-- Data supplied --
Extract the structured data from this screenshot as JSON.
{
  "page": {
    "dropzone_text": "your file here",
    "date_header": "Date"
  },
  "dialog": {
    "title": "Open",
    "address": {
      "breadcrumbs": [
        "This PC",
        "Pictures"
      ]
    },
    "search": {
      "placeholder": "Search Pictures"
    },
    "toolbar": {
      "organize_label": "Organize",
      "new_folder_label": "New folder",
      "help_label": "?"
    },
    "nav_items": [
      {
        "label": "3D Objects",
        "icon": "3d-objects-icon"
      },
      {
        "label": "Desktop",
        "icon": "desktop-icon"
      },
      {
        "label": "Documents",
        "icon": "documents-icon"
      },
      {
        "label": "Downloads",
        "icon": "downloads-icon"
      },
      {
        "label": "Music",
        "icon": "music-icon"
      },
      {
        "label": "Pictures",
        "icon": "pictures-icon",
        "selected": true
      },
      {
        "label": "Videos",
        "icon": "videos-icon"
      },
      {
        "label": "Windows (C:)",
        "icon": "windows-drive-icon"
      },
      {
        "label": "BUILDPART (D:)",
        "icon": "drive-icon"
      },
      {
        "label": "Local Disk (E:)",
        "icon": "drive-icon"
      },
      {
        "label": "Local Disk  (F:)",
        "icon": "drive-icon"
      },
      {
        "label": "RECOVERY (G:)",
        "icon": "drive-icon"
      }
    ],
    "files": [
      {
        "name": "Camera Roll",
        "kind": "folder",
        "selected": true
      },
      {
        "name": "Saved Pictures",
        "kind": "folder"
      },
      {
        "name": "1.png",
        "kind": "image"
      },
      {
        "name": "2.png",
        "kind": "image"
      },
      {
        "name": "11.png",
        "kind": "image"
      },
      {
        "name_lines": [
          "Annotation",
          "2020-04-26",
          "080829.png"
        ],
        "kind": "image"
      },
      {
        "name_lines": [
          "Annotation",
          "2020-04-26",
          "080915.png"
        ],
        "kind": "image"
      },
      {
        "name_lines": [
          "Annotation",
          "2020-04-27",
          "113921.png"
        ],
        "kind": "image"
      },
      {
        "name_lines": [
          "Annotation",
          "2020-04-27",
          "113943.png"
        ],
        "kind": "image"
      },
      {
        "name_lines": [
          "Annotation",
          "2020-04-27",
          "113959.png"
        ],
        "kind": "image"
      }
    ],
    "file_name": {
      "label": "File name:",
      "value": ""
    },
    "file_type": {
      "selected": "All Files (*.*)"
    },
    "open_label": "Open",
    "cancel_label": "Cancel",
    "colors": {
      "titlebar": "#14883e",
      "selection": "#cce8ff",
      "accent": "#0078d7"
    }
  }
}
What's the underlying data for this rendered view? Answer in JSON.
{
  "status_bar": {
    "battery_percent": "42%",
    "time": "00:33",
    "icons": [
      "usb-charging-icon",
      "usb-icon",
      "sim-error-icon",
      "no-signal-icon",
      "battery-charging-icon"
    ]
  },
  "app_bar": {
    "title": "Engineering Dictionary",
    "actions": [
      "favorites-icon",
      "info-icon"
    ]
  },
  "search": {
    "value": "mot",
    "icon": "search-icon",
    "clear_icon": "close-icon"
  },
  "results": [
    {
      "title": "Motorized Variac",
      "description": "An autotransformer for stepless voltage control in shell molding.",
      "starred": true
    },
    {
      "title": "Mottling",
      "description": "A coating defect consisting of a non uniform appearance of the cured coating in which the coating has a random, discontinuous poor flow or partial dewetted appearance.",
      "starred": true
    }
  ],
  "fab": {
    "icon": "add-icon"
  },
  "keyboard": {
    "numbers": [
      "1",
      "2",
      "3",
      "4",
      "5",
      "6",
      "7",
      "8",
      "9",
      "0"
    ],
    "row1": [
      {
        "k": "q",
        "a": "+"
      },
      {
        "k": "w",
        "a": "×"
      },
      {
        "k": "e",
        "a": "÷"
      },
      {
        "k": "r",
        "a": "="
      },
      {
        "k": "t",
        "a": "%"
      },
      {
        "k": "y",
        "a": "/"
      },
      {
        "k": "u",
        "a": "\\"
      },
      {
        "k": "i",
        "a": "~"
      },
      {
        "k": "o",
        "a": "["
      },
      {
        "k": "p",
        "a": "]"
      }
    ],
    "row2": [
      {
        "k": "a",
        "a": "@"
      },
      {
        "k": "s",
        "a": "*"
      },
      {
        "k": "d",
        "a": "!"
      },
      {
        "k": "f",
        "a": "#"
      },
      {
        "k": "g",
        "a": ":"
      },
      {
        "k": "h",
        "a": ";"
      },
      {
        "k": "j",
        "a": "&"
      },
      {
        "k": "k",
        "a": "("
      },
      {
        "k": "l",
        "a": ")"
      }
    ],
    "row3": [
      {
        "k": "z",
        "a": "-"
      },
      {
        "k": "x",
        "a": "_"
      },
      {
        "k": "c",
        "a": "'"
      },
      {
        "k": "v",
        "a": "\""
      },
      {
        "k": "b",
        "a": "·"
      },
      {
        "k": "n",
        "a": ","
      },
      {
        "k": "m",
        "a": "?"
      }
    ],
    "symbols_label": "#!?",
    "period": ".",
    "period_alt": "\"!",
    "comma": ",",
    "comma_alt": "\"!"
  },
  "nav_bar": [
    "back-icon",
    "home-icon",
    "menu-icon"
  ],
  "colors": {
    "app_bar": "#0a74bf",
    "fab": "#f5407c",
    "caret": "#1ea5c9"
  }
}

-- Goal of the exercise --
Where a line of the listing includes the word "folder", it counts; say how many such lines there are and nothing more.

-- Exercise result --
3